Air pollution particles that a pregnant woman inhales have the potential to travel through the lungs and breach the fetal side of the placenta, indicating that unborn babies are exposed to black carbon from motor vehicles and fuel burning, according to a study published in the journal Nature Communications.

Read More Show Less
Sponsored

Teen activist Greta Thunberg delivered a talking-to to members of Congress Tuesday during a meeting of the Senate Climate Change Task Force after politicians praised her and other youth activists for their efforts and asked their advice on how to fight climate change.

Read More Show Less
Ten feet of water flooded 20 percent of this Minot, North Dakota neighborhood in June 2011. DVIDSHUB / CC BY 2.0

By Jared Brey

When Hurricane Michael tore through the Florida panhandle last October, it killed at least 43 people, caused an estimated $25 billion in damage and destroyed thousands of homes.

Read More Show Less
A protestor holds up her hand covered with fake oil during a demonstration on the U.C. Berkeley campus in May 2010. Justin Sullivan / Getty Images

The University of California system will dump all of its investments from fossil fuels, as the Associated Press reported. The university system controls over $84 billion between its pension fund and its endowment. However, the announcement about its investments is not aimed to please activists.

Read More Show Less
Sponsored
Forest fire continues to blaze in Indonesesia on Sept. 18. WAHYUDI / AFP / Getty Images

Nearly 200 people have been arrested in Indonesia over their possible connections to the massive wildfires raging in the nation's forest, officials said this week.

Read More Show Less

By Ngozi Okonjo-Iweala

World leaders have a formidable task: setting a course to save our future. The extreme weather made more frequent and severe by climate change is here. This spring, devastating cyclones impacted 3 million people in Mozambique, Malawi and Zimbabwe. Record heatwaves are hitting Europe and other regions — this July was the hottest month in modern record globally. Much of India is again suffering severe drought.

Read More Show Less
Covering Climate Now / YouTube screenshot

By Mark Hertsgaard
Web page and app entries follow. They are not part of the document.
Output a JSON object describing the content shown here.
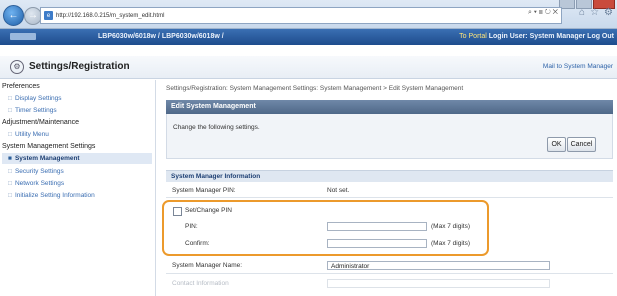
{
  "browser": {
    "url": "http://192.168.0.215/m_system_edit.html",
    "address_tools": "⌕ ▾ ≣ ↻ ✕"
  },
  "device": {
    "model": "LBP6030w/6018w / LBP6030w/6018w /",
    "portal_link": "To Portal",
    "login_user": "Login User: System Manager Log Out"
  },
  "page": {
    "title": "Settings/Registration",
    "mail_link": "Mail to System Manager"
  },
  "sidebar": {
    "groups": [
      {
        "heading": "Preferences",
        "items": [
          "Display Settings",
          "Timer Settings"
        ]
      },
      {
        "heading": "Adjustment/Maintenance",
        "items": [
          "Utility Menu"
        ]
      },
      {
        "heading": "System Management Settings",
        "items": [
          "System Management",
          "Security Settings",
          "Network Settings",
          "Initialize Setting Information"
        ]
      }
    ],
    "selected": "System Management"
  },
  "breadcrumb": "Settings/Registration: System Management Settings: System Management > Edit System Management",
  "panel": {
    "title": "Edit System Management",
    "instruction": "Change the following settings.",
    "ok_label": "OK",
    "cancel_label": "Cancel"
  },
  "section": {
    "title": "System Manager Information",
    "pin_label": "System Manager PIN:",
    "pin_value": "Not set.",
    "set_change_label": "Set/Change PIN",
    "pin_field_label": "PIN:",
    "pin_hint": "(Max 7 digits)",
    "confirm_label": "Confirm:",
    "confirm_hint": "(Max 7 digits)",
    "name_label": "System Manager Name:",
    "name_value": "Administrator",
    "contact_label": "Contact Information"
  },
  "colors": {
    "accent": "#1e4c8c",
    "highlight": "#ec9a2c",
    "link": "#3b6eb2"
  }
}
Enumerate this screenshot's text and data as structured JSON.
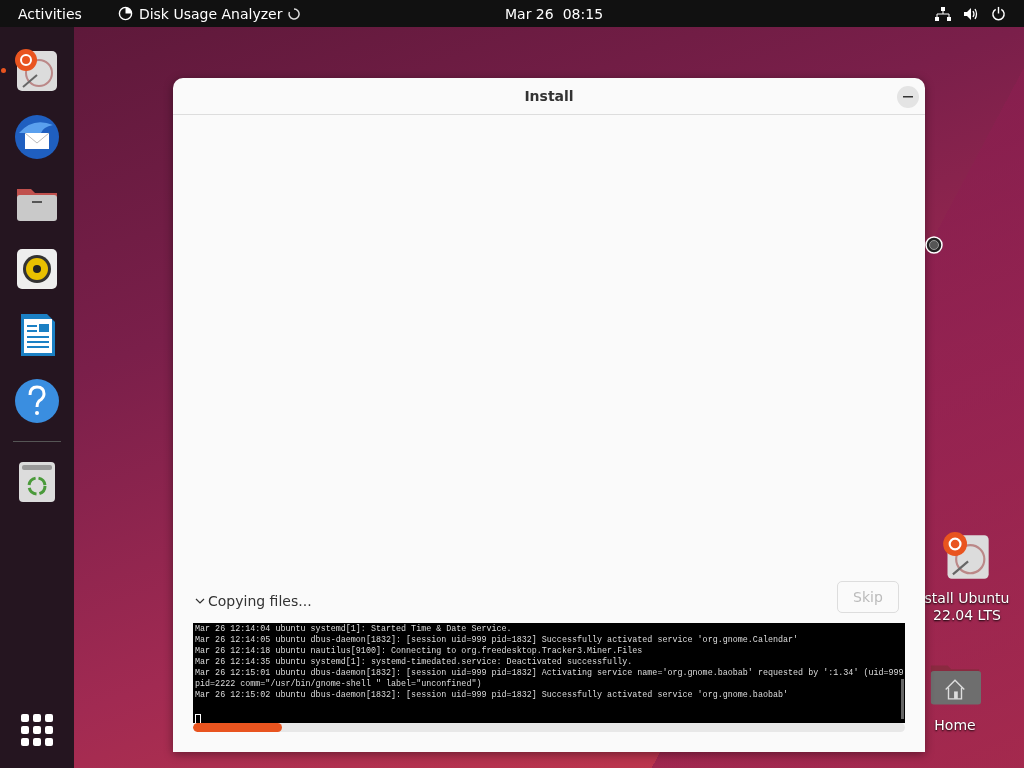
{
  "top_bar": {
    "activities": "Activities",
    "app_name": "Disk Usage Analyzer",
    "busy": true,
    "date": "Mar 26",
    "time": "08:15"
  },
  "dock": {
    "items": [
      {
        "kind": "installer",
        "running": true
      },
      {
        "kind": "mail",
        "running": false
      },
      {
        "kind": "files",
        "running": false
      },
      {
        "kind": "music",
        "running": false
      },
      {
        "kind": "writer",
        "running": false
      },
      {
        "kind": "help",
        "running": false
      },
      {
        "kind": "trash",
        "running": false
      }
    ]
  },
  "desktop_icons": [
    {
      "kind": "installer",
      "label_lines": [
        "stall Ubuntu",
        "22.04 LTS"
      ]
    },
    {
      "kind": "home",
      "label_lines": [
        "Home"
      ]
    }
  ],
  "window": {
    "title": "Install",
    "section": {
      "label": "Copying files...",
      "expanded": true
    },
    "skip_button": {
      "label": "Skip",
      "disabled": true
    },
    "log_lines": [
      "Mar 26 12:14:04 ubuntu systemd[1]: Started Time & Date Service.",
      "Mar 26 12:14:05 ubuntu dbus-daemon[1832]: [session uid=999 pid=1832] Successfully activated service 'org.gnome.Calendar'",
      "Mar 26 12:14:18 ubuntu nautilus[9100]: Connecting to org.freedesktop.Tracker3.Miner.Files",
      "Mar 26 12:14:35 ubuntu systemd[1]: systemd-timedated.service: Deactivated successfully.",
      "Mar 26 12:15:01 ubuntu dbus-daemon[1832]: [session uid=999 pid=1832] Activating service name='org.gnome.baobab' requested by ':1.34' (uid=999",
      "pid=2222 comm=\"/usr/bin/gnome-shell \" label=\"unconfined\")",
      "Mar 26 12:15:02 ubuntu dbus-daemon[1832]: [session uid=999 pid=1832] Successfully activated service 'org.gnome.baobab'"
    ],
    "progress": {
      "level": 0.125
    }
  }
}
The United Nations Secretary General says that he is counting on public pressure to compel governments to take much stronger action against what he calls the climate change "emergency."

Read More Show Less